Please copy out the lines in the entries that contain "icon".

▶ INPUT FOR THIS TASK
-- Opening Marker --

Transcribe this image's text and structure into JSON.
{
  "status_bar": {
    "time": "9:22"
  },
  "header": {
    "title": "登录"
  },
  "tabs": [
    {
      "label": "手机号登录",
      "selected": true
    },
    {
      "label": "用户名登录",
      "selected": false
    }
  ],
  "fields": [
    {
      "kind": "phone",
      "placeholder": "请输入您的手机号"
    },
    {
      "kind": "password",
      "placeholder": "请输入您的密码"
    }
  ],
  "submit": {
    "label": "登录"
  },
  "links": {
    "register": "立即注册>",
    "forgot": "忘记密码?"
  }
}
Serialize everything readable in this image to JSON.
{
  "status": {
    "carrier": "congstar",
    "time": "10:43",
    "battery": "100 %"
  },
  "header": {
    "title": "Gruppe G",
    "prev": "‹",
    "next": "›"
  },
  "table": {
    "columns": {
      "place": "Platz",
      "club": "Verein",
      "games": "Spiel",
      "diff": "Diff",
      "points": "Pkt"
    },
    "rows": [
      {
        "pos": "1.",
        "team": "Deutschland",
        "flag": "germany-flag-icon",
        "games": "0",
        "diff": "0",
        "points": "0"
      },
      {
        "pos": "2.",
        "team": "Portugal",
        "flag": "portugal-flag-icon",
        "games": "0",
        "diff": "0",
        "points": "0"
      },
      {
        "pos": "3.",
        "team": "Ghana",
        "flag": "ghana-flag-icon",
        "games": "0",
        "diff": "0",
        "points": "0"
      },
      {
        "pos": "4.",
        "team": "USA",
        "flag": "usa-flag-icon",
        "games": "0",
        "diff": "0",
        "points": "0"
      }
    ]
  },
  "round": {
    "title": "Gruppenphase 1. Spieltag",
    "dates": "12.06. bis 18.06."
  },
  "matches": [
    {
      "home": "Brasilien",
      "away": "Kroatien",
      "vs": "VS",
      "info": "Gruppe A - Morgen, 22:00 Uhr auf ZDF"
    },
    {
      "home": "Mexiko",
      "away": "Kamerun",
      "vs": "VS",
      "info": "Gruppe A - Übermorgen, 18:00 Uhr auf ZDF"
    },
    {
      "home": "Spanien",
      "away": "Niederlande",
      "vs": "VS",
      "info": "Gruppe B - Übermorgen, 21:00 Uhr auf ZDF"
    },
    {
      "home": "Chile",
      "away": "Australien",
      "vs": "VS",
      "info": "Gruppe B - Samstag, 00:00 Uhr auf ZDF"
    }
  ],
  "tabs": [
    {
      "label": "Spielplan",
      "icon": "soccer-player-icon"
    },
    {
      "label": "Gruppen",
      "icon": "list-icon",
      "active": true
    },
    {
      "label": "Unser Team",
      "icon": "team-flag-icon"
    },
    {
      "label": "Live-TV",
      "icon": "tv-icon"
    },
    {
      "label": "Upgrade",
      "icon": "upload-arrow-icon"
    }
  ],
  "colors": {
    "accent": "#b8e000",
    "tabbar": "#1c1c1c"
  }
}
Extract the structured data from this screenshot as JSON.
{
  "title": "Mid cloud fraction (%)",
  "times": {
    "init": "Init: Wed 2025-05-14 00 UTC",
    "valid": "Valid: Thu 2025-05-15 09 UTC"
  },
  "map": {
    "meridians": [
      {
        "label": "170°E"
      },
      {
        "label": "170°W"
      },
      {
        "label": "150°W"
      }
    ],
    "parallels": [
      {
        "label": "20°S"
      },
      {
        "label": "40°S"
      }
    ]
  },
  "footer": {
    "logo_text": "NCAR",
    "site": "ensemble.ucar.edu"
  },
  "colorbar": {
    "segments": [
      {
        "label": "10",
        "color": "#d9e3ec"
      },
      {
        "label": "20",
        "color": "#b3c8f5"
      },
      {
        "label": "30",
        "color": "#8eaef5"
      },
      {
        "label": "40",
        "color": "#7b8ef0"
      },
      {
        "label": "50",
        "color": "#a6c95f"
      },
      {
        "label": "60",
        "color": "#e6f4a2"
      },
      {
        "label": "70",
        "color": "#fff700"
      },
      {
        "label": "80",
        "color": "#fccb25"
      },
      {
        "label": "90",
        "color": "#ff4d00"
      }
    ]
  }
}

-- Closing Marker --

▶ ANSWER SECTION
        "flag": "germany-flag-icon",
        "flag": "portugal-flag-icon",
        "flag": "ghana-flag-icon",
        "flag": "usa-flag-icon",
      "icon": "soccer-player-icon"
      "icon": "list-icon",
      "icon": "team-flag-icon"
      "icon": "tv-icon"
      "icon": "upload-arrow-icon"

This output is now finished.